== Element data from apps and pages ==

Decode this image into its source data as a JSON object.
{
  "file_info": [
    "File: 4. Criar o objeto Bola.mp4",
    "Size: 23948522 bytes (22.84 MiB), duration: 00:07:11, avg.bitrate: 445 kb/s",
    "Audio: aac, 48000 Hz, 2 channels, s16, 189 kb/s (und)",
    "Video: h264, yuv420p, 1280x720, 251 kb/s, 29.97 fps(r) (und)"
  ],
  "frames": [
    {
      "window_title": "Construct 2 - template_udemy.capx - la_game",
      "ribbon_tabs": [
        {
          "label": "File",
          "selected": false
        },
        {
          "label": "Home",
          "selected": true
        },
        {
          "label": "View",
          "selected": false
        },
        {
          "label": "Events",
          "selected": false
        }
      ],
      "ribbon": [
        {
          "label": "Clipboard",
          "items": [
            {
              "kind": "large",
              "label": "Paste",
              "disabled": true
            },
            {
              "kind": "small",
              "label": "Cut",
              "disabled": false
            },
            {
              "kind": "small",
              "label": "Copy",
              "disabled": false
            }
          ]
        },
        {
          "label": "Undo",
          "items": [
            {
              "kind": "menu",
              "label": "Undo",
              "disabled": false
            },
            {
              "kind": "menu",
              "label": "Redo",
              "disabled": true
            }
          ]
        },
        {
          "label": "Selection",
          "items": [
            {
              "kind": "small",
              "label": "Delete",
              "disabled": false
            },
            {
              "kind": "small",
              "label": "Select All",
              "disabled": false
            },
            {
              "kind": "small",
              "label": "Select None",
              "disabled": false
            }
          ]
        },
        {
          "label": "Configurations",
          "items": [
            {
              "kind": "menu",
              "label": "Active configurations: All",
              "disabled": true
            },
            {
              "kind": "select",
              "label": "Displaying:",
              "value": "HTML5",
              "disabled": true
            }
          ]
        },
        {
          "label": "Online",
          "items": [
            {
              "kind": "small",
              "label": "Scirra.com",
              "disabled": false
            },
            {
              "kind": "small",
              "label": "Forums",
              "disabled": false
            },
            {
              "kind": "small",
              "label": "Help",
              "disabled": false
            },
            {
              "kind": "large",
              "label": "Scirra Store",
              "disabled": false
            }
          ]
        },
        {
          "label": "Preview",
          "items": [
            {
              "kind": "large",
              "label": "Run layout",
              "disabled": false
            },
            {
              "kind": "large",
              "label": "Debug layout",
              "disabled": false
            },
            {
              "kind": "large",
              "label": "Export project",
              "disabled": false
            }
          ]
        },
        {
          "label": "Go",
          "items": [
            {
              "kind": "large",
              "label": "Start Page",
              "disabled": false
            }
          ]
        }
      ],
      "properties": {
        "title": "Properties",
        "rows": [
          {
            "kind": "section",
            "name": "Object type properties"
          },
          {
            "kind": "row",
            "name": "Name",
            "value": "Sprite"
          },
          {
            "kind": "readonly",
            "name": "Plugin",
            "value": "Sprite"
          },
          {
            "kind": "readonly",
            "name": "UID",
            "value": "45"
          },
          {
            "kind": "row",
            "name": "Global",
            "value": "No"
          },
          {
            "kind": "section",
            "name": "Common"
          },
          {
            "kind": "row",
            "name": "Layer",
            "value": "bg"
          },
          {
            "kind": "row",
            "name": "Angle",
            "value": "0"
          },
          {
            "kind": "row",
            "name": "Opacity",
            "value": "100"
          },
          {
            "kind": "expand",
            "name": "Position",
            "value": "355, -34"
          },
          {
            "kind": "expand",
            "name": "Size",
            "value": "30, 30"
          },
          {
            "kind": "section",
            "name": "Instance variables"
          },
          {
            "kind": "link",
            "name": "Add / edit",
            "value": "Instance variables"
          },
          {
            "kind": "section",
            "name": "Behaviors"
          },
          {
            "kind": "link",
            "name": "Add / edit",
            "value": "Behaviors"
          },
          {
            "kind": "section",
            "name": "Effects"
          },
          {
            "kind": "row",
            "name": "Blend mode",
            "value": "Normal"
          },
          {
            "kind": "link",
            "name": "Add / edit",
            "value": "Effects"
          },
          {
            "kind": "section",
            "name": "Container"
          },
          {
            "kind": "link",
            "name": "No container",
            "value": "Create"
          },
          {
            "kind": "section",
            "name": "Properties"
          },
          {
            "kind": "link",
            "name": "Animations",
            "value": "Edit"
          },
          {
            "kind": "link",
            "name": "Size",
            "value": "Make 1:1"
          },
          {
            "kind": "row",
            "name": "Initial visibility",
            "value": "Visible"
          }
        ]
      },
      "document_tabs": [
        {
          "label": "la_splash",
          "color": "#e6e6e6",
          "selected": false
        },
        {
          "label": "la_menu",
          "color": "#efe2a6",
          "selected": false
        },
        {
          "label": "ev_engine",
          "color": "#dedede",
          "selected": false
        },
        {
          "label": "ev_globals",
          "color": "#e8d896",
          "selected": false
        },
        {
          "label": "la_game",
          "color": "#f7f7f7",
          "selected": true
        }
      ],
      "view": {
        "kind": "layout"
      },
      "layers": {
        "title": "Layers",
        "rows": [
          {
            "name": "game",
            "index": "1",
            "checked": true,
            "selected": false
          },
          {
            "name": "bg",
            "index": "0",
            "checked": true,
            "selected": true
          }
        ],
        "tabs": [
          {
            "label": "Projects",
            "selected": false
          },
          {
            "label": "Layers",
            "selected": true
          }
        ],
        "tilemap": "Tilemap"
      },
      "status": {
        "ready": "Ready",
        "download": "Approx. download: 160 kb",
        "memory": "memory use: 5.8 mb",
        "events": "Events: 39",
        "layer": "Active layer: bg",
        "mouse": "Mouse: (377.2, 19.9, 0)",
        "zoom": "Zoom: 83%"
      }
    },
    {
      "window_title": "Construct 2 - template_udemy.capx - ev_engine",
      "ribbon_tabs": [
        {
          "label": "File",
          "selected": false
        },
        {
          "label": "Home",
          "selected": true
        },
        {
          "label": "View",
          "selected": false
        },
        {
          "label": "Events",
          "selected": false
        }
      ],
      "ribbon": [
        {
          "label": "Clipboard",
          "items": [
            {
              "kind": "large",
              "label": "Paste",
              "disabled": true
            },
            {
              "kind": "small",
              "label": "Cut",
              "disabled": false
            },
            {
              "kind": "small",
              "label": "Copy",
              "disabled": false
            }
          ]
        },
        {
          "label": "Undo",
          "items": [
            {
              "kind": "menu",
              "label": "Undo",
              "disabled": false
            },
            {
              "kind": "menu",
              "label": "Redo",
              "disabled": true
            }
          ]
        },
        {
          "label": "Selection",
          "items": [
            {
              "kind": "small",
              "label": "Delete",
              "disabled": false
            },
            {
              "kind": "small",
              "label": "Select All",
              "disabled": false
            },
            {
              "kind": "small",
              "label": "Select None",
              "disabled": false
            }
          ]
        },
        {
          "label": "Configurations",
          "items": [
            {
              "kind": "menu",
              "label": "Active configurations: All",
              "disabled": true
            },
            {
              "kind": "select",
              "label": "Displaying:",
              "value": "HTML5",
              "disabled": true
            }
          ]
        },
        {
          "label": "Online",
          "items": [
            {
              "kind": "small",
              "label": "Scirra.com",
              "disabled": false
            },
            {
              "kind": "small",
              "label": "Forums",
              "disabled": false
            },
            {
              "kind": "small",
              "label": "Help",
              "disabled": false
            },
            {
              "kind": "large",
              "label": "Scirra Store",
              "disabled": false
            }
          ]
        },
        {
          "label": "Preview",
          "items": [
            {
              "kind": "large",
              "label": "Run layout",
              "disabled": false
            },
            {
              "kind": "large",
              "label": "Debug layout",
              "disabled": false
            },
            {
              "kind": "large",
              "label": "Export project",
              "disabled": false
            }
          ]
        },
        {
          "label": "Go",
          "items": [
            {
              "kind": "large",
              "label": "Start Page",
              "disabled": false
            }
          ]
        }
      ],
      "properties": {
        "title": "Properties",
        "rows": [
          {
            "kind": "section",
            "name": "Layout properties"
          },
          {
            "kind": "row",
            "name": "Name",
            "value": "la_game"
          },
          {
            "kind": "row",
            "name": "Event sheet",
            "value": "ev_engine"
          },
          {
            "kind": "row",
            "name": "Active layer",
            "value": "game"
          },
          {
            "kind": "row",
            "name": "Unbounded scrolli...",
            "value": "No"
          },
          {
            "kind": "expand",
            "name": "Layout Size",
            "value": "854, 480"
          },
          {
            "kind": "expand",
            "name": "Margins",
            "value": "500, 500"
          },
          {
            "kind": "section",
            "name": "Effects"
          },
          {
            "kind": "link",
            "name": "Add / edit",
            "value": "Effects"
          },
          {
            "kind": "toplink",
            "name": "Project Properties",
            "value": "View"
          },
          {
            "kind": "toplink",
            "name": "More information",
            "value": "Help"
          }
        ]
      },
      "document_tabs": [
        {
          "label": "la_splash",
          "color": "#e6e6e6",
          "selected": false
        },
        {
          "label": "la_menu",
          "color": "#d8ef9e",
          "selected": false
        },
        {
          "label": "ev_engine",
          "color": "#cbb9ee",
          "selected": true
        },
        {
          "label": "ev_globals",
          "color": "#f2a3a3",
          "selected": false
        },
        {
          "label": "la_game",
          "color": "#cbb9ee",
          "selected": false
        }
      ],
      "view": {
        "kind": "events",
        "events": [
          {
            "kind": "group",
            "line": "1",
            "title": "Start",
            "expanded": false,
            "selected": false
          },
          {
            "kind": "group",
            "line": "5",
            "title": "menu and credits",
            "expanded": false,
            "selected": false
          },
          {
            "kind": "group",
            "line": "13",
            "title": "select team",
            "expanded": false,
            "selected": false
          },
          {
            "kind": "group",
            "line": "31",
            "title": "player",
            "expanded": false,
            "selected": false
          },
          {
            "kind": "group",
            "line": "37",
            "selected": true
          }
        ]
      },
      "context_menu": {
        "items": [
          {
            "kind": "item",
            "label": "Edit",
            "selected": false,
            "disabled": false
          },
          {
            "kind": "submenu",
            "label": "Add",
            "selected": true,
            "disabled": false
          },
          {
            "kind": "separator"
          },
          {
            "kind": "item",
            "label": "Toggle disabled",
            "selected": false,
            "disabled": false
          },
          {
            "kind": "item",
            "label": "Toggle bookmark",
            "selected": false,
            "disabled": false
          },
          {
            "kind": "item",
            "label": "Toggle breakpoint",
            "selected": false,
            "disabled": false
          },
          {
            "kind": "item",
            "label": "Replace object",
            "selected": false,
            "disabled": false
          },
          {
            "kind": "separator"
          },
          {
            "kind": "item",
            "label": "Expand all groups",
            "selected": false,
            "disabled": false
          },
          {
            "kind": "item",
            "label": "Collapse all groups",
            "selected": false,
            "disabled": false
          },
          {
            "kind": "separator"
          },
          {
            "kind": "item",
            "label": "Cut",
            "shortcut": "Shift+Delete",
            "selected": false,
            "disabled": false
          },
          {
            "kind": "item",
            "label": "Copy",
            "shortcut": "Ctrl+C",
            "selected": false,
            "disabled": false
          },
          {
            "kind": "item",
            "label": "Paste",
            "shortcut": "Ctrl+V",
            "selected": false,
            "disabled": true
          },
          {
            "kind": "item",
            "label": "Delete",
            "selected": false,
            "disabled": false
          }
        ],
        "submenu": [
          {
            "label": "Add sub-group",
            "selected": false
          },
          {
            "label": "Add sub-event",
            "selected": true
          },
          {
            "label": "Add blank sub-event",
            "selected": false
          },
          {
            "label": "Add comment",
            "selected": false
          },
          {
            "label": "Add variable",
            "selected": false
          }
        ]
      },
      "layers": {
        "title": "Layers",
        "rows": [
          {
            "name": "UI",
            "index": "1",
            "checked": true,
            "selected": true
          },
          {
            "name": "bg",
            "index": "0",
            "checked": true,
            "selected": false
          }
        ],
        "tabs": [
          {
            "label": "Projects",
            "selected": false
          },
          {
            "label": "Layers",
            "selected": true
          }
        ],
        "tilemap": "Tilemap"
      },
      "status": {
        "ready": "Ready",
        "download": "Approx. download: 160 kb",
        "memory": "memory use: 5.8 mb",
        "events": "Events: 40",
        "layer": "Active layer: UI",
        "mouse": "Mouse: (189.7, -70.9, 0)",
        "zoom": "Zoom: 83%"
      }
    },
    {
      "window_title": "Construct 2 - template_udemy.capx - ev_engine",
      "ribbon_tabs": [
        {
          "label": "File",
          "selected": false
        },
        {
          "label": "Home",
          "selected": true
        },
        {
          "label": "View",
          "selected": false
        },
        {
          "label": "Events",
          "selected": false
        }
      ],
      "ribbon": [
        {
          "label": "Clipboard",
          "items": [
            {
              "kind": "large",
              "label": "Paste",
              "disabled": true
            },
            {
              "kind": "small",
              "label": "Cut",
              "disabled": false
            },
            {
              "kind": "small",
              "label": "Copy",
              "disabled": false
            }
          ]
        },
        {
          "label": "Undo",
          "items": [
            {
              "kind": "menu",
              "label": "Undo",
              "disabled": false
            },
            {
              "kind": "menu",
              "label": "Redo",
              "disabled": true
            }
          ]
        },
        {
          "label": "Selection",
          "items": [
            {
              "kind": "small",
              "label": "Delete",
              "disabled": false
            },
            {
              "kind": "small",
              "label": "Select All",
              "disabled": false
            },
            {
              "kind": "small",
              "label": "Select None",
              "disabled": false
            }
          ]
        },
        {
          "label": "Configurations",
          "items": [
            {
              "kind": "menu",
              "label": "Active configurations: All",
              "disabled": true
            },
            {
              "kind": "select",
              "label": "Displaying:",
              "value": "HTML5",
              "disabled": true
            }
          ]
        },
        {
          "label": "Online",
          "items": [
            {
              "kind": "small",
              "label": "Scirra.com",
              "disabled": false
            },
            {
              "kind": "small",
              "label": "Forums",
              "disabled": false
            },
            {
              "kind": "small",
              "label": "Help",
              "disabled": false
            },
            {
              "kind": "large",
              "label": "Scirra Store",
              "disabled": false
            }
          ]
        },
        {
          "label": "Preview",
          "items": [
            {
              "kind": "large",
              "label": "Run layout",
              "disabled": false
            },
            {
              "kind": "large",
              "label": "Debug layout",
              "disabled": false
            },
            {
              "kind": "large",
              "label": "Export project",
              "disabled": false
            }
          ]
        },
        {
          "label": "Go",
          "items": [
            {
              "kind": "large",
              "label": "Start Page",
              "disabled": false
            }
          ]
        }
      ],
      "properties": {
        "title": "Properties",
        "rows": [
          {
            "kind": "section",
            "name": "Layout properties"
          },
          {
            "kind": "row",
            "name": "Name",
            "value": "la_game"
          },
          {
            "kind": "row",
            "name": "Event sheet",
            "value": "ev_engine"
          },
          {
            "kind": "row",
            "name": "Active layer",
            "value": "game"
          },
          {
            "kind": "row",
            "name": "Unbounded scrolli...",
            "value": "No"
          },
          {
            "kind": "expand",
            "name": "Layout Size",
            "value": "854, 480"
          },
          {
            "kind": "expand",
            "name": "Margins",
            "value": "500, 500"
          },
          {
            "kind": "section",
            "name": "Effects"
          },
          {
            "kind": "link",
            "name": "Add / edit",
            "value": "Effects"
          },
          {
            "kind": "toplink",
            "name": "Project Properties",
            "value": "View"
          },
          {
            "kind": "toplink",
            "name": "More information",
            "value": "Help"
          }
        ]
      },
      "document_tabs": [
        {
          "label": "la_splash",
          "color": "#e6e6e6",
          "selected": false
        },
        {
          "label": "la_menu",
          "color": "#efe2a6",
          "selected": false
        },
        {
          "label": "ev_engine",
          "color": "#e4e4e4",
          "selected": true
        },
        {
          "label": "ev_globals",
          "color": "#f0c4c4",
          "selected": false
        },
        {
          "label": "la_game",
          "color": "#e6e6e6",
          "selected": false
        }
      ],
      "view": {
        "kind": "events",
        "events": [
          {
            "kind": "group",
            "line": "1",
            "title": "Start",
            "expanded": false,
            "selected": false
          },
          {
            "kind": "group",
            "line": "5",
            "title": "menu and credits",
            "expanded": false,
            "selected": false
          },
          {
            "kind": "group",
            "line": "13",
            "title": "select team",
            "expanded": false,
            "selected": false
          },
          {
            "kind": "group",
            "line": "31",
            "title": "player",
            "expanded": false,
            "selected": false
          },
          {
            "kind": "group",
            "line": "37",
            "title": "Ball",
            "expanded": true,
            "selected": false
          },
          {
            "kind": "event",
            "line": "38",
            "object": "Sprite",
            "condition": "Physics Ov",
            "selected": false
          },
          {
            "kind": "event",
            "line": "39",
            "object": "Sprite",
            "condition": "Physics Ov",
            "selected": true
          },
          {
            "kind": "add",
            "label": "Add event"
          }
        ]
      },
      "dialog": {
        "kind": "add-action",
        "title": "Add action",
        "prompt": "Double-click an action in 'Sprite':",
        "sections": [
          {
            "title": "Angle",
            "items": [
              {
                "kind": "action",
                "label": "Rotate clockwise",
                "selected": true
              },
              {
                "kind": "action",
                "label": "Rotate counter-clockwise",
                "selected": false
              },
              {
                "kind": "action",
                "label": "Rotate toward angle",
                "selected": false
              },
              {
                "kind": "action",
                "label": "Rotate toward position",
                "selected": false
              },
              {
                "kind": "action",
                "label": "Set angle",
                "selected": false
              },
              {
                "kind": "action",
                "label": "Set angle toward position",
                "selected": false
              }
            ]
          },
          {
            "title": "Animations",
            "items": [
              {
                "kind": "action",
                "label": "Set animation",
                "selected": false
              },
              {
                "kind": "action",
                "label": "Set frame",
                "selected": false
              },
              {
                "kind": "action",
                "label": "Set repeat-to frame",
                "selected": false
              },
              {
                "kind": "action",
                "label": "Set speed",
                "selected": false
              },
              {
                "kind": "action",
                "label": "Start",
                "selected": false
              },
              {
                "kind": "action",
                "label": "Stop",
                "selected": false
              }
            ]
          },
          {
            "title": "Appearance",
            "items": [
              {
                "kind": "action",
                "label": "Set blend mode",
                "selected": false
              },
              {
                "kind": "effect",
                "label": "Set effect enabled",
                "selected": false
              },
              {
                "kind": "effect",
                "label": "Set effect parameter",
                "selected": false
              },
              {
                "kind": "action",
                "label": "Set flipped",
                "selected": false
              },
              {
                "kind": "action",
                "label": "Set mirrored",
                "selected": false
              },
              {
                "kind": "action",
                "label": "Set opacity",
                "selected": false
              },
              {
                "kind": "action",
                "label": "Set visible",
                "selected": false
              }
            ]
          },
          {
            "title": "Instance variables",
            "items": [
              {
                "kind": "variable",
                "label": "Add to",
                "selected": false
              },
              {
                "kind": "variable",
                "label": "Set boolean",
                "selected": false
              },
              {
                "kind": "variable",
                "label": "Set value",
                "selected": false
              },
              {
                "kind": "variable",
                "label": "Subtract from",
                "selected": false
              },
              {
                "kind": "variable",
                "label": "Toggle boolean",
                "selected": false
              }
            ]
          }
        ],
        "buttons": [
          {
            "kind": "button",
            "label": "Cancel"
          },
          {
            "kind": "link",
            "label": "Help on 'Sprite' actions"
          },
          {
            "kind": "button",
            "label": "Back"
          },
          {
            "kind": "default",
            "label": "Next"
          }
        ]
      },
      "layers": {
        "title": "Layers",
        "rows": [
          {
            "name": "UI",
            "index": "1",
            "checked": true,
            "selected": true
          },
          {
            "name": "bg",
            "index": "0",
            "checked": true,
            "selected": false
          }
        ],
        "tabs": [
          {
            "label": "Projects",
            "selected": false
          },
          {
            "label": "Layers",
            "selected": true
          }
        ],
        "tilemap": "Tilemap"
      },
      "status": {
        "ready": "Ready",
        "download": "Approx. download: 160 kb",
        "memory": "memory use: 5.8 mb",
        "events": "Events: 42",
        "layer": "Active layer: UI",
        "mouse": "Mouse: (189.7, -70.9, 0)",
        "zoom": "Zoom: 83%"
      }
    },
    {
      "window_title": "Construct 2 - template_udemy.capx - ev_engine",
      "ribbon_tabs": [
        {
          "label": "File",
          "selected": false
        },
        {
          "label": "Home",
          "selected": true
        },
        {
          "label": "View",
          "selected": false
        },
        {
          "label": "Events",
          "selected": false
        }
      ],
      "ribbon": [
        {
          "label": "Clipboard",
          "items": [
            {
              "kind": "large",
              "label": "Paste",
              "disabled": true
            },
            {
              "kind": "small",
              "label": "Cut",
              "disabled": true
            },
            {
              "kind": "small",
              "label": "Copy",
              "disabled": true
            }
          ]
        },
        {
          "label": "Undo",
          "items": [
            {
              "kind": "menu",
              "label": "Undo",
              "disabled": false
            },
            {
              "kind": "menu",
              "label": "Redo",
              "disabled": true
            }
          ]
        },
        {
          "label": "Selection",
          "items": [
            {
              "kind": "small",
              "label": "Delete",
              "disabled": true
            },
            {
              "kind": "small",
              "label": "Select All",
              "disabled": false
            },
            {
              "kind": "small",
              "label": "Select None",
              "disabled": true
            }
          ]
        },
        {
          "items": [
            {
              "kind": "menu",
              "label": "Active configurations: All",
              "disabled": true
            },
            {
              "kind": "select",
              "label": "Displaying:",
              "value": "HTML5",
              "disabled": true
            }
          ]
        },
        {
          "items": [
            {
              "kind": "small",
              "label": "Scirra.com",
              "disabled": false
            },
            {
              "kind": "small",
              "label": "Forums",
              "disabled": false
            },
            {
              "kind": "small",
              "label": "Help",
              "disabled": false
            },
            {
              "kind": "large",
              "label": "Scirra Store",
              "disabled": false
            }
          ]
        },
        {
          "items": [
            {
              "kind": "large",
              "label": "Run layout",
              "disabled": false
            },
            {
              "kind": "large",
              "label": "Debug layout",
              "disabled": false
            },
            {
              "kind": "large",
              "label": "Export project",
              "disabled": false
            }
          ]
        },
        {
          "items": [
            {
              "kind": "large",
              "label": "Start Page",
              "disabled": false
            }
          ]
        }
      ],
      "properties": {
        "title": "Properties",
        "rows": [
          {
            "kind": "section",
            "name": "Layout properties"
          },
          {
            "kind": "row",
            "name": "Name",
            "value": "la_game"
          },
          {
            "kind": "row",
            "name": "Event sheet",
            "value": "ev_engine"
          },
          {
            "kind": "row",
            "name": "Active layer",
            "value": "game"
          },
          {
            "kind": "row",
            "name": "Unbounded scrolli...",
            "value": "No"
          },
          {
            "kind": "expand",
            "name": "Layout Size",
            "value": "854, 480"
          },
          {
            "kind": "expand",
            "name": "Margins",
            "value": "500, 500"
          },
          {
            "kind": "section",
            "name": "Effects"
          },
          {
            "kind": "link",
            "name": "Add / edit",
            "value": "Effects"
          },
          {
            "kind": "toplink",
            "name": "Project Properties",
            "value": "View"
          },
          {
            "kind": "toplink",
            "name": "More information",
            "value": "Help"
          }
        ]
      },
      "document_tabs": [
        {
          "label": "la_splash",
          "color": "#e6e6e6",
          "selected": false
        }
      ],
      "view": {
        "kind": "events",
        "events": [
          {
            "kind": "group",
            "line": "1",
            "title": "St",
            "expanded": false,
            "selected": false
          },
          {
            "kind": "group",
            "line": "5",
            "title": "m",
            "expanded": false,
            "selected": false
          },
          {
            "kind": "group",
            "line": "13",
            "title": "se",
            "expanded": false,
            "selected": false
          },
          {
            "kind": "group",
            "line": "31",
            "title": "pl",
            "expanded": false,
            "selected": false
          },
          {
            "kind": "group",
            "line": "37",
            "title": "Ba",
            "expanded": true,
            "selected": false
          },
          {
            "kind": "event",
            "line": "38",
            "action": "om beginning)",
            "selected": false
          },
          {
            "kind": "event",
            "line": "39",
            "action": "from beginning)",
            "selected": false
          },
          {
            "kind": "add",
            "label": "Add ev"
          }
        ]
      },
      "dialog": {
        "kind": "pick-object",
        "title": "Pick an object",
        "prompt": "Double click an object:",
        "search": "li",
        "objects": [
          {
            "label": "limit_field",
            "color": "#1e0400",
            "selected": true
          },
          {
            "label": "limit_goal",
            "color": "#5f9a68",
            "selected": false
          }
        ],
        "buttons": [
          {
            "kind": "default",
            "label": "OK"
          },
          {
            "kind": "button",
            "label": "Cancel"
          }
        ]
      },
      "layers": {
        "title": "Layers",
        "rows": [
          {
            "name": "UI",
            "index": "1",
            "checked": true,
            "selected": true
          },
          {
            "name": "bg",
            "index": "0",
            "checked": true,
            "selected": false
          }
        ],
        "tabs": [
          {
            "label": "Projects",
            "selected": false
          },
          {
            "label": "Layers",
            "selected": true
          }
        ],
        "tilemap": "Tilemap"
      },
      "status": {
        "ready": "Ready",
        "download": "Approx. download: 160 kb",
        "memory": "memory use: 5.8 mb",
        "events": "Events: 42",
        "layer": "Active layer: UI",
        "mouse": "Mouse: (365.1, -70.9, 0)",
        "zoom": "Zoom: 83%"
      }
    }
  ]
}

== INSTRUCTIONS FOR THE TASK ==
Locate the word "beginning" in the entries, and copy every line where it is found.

== THE COMPLETED TASK ==
            "action": "om beginning)",
            "action": "from beginning)",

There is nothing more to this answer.